=== Section Start ===

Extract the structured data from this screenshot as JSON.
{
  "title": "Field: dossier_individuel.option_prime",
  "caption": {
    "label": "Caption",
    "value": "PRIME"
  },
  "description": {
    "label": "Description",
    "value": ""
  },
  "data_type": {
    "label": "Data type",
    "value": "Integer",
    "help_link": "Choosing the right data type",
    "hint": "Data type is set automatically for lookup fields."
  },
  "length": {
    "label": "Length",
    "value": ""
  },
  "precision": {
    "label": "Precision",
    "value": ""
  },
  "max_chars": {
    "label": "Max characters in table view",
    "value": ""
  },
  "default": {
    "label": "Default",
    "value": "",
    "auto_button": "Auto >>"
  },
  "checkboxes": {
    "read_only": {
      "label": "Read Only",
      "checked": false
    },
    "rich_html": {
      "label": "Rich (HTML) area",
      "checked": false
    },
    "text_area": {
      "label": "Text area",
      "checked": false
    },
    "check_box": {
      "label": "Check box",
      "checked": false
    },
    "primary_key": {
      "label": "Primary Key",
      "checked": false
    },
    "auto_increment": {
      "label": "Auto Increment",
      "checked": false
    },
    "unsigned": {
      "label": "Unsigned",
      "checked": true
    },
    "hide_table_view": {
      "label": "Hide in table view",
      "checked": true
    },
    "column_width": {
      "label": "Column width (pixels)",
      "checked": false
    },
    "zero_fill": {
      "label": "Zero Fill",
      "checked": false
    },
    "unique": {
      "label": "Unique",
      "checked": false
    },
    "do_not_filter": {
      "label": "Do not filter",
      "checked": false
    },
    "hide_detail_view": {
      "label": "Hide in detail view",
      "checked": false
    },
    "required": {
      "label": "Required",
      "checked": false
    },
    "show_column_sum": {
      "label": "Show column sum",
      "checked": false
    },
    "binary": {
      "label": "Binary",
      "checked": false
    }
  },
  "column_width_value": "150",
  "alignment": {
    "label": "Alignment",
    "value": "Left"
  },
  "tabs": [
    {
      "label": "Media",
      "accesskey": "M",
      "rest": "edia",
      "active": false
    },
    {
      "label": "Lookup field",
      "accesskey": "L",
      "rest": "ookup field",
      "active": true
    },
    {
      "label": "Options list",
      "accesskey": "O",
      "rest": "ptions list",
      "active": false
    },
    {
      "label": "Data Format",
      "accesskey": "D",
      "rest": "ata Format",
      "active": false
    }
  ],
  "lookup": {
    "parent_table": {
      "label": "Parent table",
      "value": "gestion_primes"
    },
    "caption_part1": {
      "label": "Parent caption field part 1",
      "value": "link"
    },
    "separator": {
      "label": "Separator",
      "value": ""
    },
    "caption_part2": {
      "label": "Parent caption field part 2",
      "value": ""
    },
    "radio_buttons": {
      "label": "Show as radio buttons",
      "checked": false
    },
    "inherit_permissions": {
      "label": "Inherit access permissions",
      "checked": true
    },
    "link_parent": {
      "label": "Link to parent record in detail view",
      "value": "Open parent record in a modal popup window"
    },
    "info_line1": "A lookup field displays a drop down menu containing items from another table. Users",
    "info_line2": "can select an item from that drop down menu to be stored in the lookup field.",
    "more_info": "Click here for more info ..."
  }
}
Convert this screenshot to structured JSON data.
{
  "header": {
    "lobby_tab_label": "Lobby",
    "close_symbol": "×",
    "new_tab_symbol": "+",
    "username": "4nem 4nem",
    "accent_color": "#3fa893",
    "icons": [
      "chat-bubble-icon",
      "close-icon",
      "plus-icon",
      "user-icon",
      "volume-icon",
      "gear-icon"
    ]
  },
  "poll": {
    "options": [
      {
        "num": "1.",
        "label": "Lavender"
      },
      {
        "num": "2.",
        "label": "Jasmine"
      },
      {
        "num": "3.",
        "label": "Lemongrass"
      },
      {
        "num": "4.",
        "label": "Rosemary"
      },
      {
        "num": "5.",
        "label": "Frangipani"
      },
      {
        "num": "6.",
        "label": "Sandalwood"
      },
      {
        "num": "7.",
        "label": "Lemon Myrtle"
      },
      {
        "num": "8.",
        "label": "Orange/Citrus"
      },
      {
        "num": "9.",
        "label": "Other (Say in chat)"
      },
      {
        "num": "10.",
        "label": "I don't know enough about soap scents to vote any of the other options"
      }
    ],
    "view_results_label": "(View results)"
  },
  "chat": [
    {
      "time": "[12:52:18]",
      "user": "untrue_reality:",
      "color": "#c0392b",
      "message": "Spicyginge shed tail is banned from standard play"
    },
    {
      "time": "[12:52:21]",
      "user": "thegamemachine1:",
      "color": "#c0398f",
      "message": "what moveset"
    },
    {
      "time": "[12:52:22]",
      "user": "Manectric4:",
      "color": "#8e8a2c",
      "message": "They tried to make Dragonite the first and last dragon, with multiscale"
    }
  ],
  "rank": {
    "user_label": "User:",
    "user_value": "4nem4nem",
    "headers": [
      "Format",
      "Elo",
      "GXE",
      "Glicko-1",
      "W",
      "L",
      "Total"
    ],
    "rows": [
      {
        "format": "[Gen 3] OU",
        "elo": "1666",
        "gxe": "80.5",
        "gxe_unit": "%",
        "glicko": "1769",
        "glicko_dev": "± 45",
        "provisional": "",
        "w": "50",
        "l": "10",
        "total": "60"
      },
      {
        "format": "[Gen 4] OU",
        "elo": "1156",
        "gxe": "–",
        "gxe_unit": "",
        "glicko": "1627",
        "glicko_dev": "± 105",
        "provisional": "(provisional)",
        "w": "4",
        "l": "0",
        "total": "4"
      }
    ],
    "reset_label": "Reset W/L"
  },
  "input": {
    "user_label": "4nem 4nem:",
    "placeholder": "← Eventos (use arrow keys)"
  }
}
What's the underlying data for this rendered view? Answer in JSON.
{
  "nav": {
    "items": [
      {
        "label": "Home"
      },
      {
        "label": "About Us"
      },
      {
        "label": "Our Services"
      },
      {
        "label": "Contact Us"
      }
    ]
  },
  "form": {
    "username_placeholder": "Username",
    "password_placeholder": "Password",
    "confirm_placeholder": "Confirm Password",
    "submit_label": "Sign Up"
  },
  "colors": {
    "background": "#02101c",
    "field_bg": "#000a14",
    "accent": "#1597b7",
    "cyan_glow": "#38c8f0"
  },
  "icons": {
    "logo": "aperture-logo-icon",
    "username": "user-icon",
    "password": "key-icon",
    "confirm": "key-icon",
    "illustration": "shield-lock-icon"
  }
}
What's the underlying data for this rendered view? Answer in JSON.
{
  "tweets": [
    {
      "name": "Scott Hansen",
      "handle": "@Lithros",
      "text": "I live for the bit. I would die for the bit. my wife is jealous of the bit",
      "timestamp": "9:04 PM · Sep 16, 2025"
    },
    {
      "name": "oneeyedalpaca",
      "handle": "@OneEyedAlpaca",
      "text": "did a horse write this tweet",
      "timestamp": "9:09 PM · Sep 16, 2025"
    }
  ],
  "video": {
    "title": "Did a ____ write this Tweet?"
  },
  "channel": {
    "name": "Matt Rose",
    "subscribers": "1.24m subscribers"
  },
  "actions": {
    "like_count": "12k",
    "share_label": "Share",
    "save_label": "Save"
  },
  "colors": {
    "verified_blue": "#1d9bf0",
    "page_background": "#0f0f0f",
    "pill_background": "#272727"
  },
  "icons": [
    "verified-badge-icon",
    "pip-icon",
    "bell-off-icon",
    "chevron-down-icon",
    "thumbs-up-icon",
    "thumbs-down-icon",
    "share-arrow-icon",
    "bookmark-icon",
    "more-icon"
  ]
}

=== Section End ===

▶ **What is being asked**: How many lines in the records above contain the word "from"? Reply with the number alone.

▶ **Exercise solution**: 4